Since the 1940s, U.S. road maintenance departments have been spreading salt on streets and highways to melt snow and ice. It’s not a new phenomenon, but the rate of use has gone up astronomically from about 0.15 metric tons (0.16 tons) per year during the 1940s to about 18 million metric tons (19.8 million tons) per year today. Not to mention, the biggest budget these departments have is for salt and chemical treatments for the roads.
Why Decrease Your Salt Usage
Salt is not eco-friendly or good for the environment as it can endanger or kill wildlife, damage properties and increase soil erosion. While some are using more green alternatives like sand to help increase traction, it will lead to additional hours of work and money to maintain the roads.
There are some “additives” on the market that can be used in conjunction with salt to increase its performance and to help reduce the overall amount of salt that would otherwise be needed but these still are not alternatives to plentiful, low-cost chlorides. The best options are good decisions that make sense both in the short and long-term.
In the short-term, use the right amount of chemical based on surface temperatures and precipitation type. Additionally, it is important to accurately measure the amount of chemical being applied so as to avoid over application, which is a common problem in the industry.
Why Use Plow Blades
You might not know this, but there is a way to reduce the amount of salt you need this winter. And it’s easy – just invest in and use better, high-quality blades. If you can get more snow and ice off the roads in the first place, you’re able to use fewer chemicals to prevent bonded ice or snow.
Better plow blades keep roads in better shape longer. By selecting a blade company that is a partner versus just a vendor, you gain access to people who can help you select the best blades for the job to ensure less damage to road surfaces. An incorrect blade can result in poor snow and ice removal and force you to lean heavily on your chemical strategy. Using the right blade can create the appropriate surface for the salt and chemicals to react, giving you better results with less solution.
Despite the damage salt causes to roadways, concrete, waterways, and sidewalks, we continue to count on it each winter. Though salt is necessary for public health, often credited with lowering crash and accident injuries during icy winter months, it also heavily contributes to the need for road maintenance come spring and summer.
When salt is used on roads, it lowers the temperature that water will freeze (from 32 degrees to 15 degrees Fahrenheit). This creates an artificial freeze-thaw cycle encouraging more damage to occur faster. Sodium chloride (NaCl) and other deicing mechanisms like calcium chloride, magnesium chloride, potassium acetate and calcium magnesium acetate all contribute to the erosion of our roadways.
Getting as much moisture off the roads as possible is paramount to maintaining your roads. The more precipitation you can remove, the better shape your roads will be in come spring. Additionally, removing more precipitation the first time around will lead to fewer salt and chemical treatments on pavement, and thus, minimizing damage to your roads.
Chemical Treatment vs. Mechanical Removal

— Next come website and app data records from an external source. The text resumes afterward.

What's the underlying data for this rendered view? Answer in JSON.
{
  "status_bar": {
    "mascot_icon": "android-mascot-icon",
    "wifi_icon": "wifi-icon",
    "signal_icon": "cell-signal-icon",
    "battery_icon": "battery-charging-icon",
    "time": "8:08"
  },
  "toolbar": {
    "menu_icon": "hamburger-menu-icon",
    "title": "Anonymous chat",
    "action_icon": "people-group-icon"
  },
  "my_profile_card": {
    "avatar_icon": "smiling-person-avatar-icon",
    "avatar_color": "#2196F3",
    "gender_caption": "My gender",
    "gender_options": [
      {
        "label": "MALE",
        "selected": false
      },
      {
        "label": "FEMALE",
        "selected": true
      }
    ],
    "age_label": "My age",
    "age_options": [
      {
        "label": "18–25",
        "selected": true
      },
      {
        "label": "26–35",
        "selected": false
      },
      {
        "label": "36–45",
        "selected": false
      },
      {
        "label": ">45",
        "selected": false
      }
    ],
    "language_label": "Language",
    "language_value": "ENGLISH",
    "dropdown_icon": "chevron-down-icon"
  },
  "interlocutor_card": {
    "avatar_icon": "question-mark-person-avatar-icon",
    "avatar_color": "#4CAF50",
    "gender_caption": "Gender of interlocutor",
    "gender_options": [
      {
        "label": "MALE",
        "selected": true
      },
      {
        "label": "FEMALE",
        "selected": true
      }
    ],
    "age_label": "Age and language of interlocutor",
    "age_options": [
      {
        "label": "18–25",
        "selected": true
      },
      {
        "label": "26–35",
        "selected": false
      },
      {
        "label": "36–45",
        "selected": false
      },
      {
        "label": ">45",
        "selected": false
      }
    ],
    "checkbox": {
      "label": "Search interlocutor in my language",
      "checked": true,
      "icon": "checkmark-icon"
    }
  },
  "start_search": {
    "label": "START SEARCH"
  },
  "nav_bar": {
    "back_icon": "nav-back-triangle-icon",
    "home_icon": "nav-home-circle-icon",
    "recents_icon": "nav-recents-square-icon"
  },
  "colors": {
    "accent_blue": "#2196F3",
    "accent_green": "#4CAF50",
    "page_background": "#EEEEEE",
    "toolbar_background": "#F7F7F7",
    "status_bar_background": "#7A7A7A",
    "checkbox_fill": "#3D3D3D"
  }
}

Mechanical removal is the process of removing snow with a plow while chemical treatment is the process of using salt, brines and beet juices to clear the roads. Maximizing your mechanical removal and choosing the right edge for the job allows you to not rely on chemical treatment as much.
Steel blades are hard and conform to the contours of the road while they self-sharpen. They’re able to take up more materials, which could lead to road damage. On the other hand, rubber blades won’t damage the roads, but leaves materials behind which could form black ice on the roads and sidewalks.
Understanding the right blade for your goals will help you to reduce the need for chemical usage, because you are more efficiently removing materials.
While you’re not likely able to get rid of salt use all together, better plow blades can help lower salt consumption and keep roads in better shape longer. When you are running the correct snowplow blade for your application, you’re achieving maximum performance. An incorrect blade can result in poor snow and ice removal and make you lean heavily on your chemical strategy.
Makes sense, right? Taking more snow and ice off the road the first time with a better blade ensures you don’t have to go back through the streets and dump metric tons of chemicals on the road.
The right blade can also create the appropriate surface for the salt and chemicals to react. This makes your chemical strategy twice as efficient, using fewer chemicals and making sure the ones you do use work well.
Nate Kallay is Director of Sales and Marketing for Winter Equipment.